Let’s face it. When you ask senior bank managers what aspect of the business is the most darn fun, checks and item processing don’t get mentioned in the first breath. In fact, the check processing group is usually sent across the highway to the low-rent district, told to keep costs and losses down, left there to toil, and basically ignored until there’s a problem. Oh sure, you’ll say hello to them at the annual employee meeting, and they get to play on the bank softball team (they’re the best athletes, after all), but they’re otherwise treated like the child who looks a little too much like the mailman – you love them, but you really don’t want to think too much about the whole topic.
Well, guess what? Things are happening in your world of checks, and there’s no shortage of people out there interested in doing something with them. What’s more, the technology to let them do it is now available. The whole issue of checks, and the bigger issue of settlement, is going to start moving to center stage in 2003 planning.
First, some background. At this point, U.S. consumers transact business in these volumes annually:
Checks, while not increasing in volume (finally!), still represent the largest single payment method. And several initiatives signify big changes in how they are written, presented, and viewed.
The Check Truncation Act will allow for significant float improvement via faster presentment and credit. Both merchant and retail customers will be looking at banks to pass on the benefits, in terms of either better float or reduced hold periods. There is no mandate to participate in truncation, however. Banks will need to determine how they, or their outsourcers, will approach the opportunities this act presents.
Viewpointe (for large banks) and the Fed (for smaller banks) are creating large image storage centers banks can use to store and exchange images of checks. Viewpointe already claims to be imaging about 50% of all checks written nationally, largely via participation of B of A and other top 50 banks. With the hope that standards will allow these two entities to share data (they claim they are “working together”) and with it being unclear what kind of access and storage charges might be faced in the long term, it can be said that imaged checks will be a mainstream service within two years.
But the initiative that may bear the most watching is the Visa POS Check Service initiative. According to a recent Nilson Report/BAI study, roughly 19 billion checks are written at the point of sale, and the Visa effort is aimed at converting them into debit card transactions.
The process is this:
In this system, the merchant can retain transaction risk or effectively sell the receivable to a guarantor for a fee and have no risk.
So how many of those 19 billion checks could Visa theoretically convert? Well, it can incent the merchant to install MICR-ready equipment via some fee concession or other method. There are already more than 250 million debit cards in circulation, so the customers are ready. Banks and acquirers wouldn’t need to make any significant investments. Now, the customer who writes a check on Friday night because he or she knows the deposit to cover it will go in on Saturday (I’ve never actually done this myself, but the other Cornerstone employees told me about it) will never want the merchant to convert the item – and I’m assuming the customer would have that choice. But aside from such things as this, it looks like there could be a huge conversion, and income, opportunity for Visa.

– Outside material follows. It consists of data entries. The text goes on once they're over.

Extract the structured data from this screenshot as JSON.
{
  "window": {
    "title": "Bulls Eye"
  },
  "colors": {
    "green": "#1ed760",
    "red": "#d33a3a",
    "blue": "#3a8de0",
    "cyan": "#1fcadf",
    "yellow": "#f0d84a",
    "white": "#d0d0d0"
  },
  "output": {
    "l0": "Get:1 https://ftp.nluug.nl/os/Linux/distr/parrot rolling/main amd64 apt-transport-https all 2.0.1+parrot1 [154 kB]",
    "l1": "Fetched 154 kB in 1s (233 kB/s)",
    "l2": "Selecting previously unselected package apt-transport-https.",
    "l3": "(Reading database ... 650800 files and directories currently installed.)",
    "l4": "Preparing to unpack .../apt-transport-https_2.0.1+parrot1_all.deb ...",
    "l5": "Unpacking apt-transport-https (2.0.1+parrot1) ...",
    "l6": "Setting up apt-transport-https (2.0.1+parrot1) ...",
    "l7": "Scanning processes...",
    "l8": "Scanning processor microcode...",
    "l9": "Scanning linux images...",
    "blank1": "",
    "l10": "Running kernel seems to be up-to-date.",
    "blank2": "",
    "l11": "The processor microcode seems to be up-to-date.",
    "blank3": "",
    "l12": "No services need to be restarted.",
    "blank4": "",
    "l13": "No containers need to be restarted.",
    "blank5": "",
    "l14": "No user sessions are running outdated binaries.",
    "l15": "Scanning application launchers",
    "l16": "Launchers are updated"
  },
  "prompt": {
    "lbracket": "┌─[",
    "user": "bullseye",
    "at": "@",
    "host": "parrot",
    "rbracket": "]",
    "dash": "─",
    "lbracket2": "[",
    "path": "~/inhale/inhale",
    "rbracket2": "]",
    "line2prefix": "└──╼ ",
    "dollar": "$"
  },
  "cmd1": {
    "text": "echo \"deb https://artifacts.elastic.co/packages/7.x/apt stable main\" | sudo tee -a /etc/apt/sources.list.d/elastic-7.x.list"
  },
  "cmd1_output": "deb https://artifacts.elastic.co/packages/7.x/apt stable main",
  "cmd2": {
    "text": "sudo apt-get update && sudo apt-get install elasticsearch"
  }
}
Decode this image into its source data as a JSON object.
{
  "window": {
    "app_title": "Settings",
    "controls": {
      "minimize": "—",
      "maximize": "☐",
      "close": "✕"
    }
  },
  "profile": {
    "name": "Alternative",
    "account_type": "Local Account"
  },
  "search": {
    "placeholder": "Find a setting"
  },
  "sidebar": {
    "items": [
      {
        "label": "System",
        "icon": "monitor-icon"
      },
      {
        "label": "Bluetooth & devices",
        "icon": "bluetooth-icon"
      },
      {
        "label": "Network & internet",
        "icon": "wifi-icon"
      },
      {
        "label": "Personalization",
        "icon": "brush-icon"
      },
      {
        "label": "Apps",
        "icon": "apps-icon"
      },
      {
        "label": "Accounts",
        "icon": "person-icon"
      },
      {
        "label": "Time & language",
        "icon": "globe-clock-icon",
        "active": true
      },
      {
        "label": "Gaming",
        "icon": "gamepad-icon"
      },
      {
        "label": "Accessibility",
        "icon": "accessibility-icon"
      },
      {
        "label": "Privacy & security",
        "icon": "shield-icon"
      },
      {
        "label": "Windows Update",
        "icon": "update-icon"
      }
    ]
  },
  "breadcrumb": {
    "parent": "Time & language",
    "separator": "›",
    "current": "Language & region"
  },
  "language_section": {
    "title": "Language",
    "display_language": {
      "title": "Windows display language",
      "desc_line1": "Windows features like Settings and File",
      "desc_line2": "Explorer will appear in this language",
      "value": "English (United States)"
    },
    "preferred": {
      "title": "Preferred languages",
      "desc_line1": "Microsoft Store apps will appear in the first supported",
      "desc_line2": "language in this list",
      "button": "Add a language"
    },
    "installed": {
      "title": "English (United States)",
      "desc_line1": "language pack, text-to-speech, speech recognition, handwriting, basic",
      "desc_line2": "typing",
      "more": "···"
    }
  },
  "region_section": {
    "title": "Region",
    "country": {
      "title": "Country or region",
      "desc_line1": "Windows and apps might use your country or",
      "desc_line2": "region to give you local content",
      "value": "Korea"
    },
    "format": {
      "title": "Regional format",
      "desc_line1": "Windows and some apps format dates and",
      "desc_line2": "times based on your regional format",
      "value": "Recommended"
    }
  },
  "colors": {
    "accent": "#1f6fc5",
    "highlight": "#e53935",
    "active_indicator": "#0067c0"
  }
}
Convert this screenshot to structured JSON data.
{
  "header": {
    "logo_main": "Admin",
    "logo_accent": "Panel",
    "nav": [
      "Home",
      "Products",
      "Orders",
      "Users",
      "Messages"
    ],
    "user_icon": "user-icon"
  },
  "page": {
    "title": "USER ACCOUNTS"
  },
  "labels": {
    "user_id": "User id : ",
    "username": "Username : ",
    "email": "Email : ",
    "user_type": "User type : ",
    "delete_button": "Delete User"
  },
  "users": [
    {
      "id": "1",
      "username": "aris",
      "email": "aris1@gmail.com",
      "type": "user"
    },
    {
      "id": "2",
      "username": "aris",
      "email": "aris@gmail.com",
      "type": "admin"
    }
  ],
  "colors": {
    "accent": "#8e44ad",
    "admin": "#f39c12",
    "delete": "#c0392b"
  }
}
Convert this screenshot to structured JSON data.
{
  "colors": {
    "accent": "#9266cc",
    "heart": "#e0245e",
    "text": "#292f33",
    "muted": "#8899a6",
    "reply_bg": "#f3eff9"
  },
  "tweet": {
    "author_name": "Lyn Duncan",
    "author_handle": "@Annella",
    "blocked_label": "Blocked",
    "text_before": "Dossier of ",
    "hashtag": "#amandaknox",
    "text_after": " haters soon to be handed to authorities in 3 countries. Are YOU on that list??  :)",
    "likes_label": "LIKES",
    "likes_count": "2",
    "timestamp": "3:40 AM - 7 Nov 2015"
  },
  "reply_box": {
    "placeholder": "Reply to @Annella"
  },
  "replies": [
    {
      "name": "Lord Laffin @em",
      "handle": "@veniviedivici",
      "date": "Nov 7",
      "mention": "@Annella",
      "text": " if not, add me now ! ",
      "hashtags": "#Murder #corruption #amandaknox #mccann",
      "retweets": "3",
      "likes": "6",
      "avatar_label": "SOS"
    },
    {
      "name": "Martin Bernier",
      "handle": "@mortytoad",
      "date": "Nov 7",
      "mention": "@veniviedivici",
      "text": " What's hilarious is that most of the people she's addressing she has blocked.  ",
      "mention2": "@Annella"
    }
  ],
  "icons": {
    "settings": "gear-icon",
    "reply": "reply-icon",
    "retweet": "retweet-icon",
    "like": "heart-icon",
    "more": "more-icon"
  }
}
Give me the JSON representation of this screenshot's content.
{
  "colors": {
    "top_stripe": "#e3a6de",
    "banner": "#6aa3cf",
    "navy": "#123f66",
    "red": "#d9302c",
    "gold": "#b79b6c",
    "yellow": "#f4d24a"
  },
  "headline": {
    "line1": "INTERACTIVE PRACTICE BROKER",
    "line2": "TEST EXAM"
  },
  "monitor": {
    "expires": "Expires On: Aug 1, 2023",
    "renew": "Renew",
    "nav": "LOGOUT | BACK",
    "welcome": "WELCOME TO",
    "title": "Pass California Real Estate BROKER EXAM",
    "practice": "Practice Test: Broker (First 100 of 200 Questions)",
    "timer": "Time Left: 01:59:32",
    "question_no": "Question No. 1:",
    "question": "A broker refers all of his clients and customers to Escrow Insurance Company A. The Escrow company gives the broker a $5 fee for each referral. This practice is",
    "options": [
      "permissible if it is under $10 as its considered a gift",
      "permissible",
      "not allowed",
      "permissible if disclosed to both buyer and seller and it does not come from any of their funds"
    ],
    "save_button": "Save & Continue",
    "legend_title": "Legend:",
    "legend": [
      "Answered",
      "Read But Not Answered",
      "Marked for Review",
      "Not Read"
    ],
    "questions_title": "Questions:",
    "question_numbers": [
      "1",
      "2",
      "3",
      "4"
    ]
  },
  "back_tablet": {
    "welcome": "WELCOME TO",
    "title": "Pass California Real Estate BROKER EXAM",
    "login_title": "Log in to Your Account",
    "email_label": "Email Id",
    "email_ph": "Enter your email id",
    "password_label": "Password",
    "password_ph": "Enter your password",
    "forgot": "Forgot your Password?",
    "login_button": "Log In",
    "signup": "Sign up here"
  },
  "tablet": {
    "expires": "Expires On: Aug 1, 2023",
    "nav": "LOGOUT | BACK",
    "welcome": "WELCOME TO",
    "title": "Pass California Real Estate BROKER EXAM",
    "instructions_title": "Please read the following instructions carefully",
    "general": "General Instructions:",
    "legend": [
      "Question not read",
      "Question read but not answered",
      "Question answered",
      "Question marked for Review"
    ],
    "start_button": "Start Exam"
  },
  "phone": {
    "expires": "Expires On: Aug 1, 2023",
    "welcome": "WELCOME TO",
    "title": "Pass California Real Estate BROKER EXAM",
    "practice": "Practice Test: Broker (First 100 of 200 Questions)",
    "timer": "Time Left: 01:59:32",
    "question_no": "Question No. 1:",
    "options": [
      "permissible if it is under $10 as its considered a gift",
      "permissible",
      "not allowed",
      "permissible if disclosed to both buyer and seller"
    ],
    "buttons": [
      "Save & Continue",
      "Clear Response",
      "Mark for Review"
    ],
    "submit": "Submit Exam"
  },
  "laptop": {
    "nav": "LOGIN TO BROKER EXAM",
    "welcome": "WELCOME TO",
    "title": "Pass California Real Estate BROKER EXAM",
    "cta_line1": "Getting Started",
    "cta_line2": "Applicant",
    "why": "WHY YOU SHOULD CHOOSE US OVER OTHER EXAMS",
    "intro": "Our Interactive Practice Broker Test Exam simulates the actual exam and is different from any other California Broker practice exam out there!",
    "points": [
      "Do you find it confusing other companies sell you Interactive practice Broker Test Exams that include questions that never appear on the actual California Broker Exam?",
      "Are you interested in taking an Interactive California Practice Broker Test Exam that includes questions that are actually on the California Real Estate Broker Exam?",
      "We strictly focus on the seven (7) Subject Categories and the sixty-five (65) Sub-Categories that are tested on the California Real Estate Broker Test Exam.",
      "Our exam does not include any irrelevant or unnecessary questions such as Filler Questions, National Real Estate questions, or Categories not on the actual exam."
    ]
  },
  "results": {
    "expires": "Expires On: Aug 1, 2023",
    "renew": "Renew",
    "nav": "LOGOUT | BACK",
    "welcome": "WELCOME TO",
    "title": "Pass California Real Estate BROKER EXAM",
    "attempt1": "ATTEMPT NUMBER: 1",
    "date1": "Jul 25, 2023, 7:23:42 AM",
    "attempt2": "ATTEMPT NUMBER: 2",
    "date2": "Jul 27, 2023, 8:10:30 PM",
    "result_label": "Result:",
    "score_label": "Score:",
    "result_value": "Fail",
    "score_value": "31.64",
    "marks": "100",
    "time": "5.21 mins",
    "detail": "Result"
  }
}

On the surface of it, this looks like a win/win/win proposition. Merchants have less cost on checks, especially in losses. Banks get debit card fees and don’t have to process checks. Customers still get detailed descriptions on their statements. Visa and the acquirer both get transaction fees for themselves. So everybody’s happy, right?
Well, there’s a song in the old musical Porgy and Bess, “It Ain’t Necessarily So.” Let’s say Visa could get a 10% – 20% conversion rate. The drawee bank may be better off in debit income, but what is the effect on NSF fees? Does this system reduce them? What about the merchant’s bank? What happens to account fees and compensating balances? How does this affect float? Will banks really get more net income in the long run? And, more fundamentally, what does this and other efforts like it mean to the bank’s relationship with its business customers?
Now, Bobby McFerrin has a song called, “Don’t Worry, Be Happy.” And these concerns might prove to be unwarranted, but the truth is that Visa, MasterCard, and several other groups are working hard toward the goal of controlling a bigger and bigger share of payment systems. Is this OK with everybody out there? Banks – which have already seen deposits, consumer lending, mortgages, and several other businesses get commoditized and attacked by non-industry competitors in the last decade – need to decide what, if anything, they are going to do about it. Bank trade groups should be pointed squarely at this issue with the goal of representing the banks’ interests.
Banks entering their planning sessions for 2003 need to recognize that imaged checks and statements are an initiative that should be put at or near the top of the list. Some recommended action items:
And hey – pay a visit sometime to the Item Processing folks across the tracks, and give them some kind words before softball season starts in June and you need some big bats in the middle of the lineup, huh?